Next year Taiwan will become the first Asian nation to legally recognize same-sex marriages. With the passage of relevant amendments by a legislative committee two days ago, the outcome is all but certain when the proposed amendments get their final reading next year.
It is no surprise that Taiwan is the first Asian country to go this route. A mid-sized democracy of 23 million people, the country’s culture is a blend of Chinese, Japanese, aboriginal and western elements, but in recent years its political elites take most of their cues from the West, and since democratization in the 1980s and ‘90s, generations of Taiwanese have returned with advanced degrees from western universities, deepening the western influence. Taiwan is also a staunch ally of the US, and the changes in American marriage law brought by Obergefell played no small role in convincing many here that Taiwan should follow suit.
I’ve lived in Taiwan as an American expat since 1996 and love the culture and people. Though I have been for much of my life an advocate of gay and lesbian rights (which I understand as rights not to be harassed or discriminated against in employment or education) I am against this change to the country’s laws, which is happening in unfortunately familiar ways.

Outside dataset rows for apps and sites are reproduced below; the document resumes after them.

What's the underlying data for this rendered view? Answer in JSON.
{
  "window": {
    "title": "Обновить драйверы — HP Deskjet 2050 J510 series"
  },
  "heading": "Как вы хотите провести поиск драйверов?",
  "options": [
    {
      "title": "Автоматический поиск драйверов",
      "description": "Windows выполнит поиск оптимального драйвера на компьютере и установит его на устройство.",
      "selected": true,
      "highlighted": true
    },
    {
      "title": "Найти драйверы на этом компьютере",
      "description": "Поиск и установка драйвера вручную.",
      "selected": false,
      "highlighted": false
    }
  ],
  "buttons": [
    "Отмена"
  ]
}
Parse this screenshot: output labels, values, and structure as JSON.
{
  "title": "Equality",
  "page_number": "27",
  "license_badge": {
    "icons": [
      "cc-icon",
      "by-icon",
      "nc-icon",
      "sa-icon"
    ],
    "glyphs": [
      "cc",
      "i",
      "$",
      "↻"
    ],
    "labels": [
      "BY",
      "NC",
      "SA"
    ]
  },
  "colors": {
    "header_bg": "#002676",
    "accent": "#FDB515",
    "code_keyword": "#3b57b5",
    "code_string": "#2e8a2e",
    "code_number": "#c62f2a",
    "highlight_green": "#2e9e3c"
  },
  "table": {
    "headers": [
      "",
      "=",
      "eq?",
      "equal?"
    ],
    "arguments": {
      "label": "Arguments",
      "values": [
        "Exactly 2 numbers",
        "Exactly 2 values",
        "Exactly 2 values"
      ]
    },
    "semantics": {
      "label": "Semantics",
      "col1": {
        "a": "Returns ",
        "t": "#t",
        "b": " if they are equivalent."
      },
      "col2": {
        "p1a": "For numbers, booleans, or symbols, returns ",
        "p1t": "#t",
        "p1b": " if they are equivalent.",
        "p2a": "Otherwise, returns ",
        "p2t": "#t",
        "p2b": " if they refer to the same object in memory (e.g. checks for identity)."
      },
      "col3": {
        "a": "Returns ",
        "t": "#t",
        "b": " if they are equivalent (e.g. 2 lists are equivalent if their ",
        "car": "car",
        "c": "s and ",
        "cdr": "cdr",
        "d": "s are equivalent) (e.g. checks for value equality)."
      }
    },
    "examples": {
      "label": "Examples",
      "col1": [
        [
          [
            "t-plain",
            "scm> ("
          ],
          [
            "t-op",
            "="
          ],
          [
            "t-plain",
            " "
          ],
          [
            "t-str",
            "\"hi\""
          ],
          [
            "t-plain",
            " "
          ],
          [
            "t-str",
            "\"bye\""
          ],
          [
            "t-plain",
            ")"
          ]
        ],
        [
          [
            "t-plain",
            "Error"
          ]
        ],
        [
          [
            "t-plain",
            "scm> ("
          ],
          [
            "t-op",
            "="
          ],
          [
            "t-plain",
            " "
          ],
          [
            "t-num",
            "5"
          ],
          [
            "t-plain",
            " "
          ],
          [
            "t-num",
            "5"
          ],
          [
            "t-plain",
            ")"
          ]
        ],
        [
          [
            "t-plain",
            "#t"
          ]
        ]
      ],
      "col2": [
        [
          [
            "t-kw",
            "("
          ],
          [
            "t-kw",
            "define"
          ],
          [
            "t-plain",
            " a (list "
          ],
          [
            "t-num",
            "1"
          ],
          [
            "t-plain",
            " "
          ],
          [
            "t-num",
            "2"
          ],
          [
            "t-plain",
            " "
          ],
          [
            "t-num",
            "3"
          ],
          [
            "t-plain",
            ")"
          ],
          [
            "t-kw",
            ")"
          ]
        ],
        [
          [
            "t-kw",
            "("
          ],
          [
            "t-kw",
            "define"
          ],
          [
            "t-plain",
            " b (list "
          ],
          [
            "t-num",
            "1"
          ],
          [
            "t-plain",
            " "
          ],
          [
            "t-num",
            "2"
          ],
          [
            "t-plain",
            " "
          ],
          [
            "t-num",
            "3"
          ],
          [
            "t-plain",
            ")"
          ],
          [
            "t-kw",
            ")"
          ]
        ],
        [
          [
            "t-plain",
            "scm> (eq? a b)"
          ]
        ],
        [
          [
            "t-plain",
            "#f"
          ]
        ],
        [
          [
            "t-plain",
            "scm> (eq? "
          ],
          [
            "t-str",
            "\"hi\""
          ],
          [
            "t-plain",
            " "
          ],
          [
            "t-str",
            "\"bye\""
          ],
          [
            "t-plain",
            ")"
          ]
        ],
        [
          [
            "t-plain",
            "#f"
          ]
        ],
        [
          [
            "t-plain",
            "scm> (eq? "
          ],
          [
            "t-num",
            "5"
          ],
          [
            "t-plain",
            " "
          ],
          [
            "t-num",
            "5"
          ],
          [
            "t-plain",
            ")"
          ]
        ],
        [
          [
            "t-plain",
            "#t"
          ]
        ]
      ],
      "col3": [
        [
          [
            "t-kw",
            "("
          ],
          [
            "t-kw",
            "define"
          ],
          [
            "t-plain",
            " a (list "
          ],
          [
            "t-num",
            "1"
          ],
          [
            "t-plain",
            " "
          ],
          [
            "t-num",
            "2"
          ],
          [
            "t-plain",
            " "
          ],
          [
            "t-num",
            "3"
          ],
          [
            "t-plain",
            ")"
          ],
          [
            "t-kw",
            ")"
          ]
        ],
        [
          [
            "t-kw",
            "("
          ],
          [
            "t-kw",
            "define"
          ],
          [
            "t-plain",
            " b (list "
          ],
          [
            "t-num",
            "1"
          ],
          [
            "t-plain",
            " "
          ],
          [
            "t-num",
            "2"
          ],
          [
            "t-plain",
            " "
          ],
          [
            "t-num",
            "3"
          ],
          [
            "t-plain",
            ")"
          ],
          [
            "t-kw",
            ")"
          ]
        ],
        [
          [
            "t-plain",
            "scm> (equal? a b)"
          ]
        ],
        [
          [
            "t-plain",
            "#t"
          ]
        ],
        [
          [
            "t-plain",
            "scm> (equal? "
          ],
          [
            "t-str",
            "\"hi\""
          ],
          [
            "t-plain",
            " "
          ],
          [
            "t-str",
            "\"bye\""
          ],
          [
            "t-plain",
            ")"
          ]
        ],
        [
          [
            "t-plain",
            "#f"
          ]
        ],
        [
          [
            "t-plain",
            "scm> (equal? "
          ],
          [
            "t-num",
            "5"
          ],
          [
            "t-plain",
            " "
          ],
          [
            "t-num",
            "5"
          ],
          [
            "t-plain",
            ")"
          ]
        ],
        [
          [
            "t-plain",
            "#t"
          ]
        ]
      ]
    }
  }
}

Familiar is the top-down manner in which the new definition of marriage is being imposed. Rather than allow for a referendum on the issue, which most opponents of the change demanded, the legislature is seeking to pass the new marriage law on its own. As in Australia, supporters of same-sex marriage here do not want to take the risk of allowing the citizenry to weigh in. The citizenry, after all, might give the “wrong” answer.
So there is widespread suspicion of a betrayal of the will of the people, as we saw also in the US when the Supreme Court decided the marriage debate on its own in Obergefell.
Also familiar are the crowds of mostly young protesters surrounding the Legislative Yuan, the energy and moral certainty of these crowds, and the crowds of protesters on the other side, mainly from Christian, Buddhist and Taoist organizations, firmly against changing the meaning of marriage. Whereas the former are celebrating the joy of their certainty with the élan of attendees at a pop concert, the latter, to judge by their looks, seem mainly to be saying: “What the hell do you think you’re doing?”
To talk to Americans in the pro-LGBT camp, one often gets the impression that they believe Christians and Muslims are the only staunch opponents of same-sex marriage and gender ideology. This is myopic of course. Most of the world’s cultural and religious traditions, across Asia and through Africa (whether Buddhism, Taoism, Hinduism, or the myriad African and more local traditions) understand that marriage is between male and female. Thus the Buddhists and Taoists protesting the new marriage amendments in Taiwan. Their opposition, interestingly, surprised a few of my western peers.
“Aren’t Buddhists more progressive?” one asked.
“Yes,” I said. “Their ideas of progress are not yours.”
Familiar also is the arrogance of those pushing the law through. They know what human rights are, they just know, and if anyone opposes their proposed redefinition of marriage, it has to be because of a lack of knowledge.
One of the legislators active in pushing the amendments, Yu Mei-nu, was quoted at length in the Taipei Times, an English-language newspaper that solidly supports the changes (and that recently ran an editorial prodding Taiwanese to reform their “archaic ideas” of marriage):
“The public can rest assured that the legislation will not change heterosexual marriage in any way, but it will extend [the rights and obligations of] such marriages to same-sex couples,” she said. “The legislation will not destroy the family or abolish marriage.”
The legalization of same-sex marriage does not cause civic unrest in the Netherlands, which was the first country to legalize same-sex marriage, Yu said, urging marriage equality opponents to exercise tolerance.
She rejected proposals to launch a referendum to decide on marriage equality, saying a human rights issue should not be put to the vote.
“We are not God. How do we have the right to decide on other people’s human rights?” Yu asked.
That too is depressingly familiar. Legislator Yu is part of a cadre of lawyers and politicians, largely from one party, seeking to railroad through legislation that offends against the basic male-female understanding of marriage common to all the cultural traditions that have made up Taiwan since time immemorial, yet somehow it is she who is warning people against pretending to be God.
Blindly assume that whatever you assert human rights to be must therefore be human rights, then accuse those who disagree of being arrogant and judgmental. I’m saddened to see this kind of SJW demagoguery here in Taiwan, but on the marriage issue, it looks like the die is cast.
Check out my book Idiocy, Ltd. and begin the long, hard reckoning.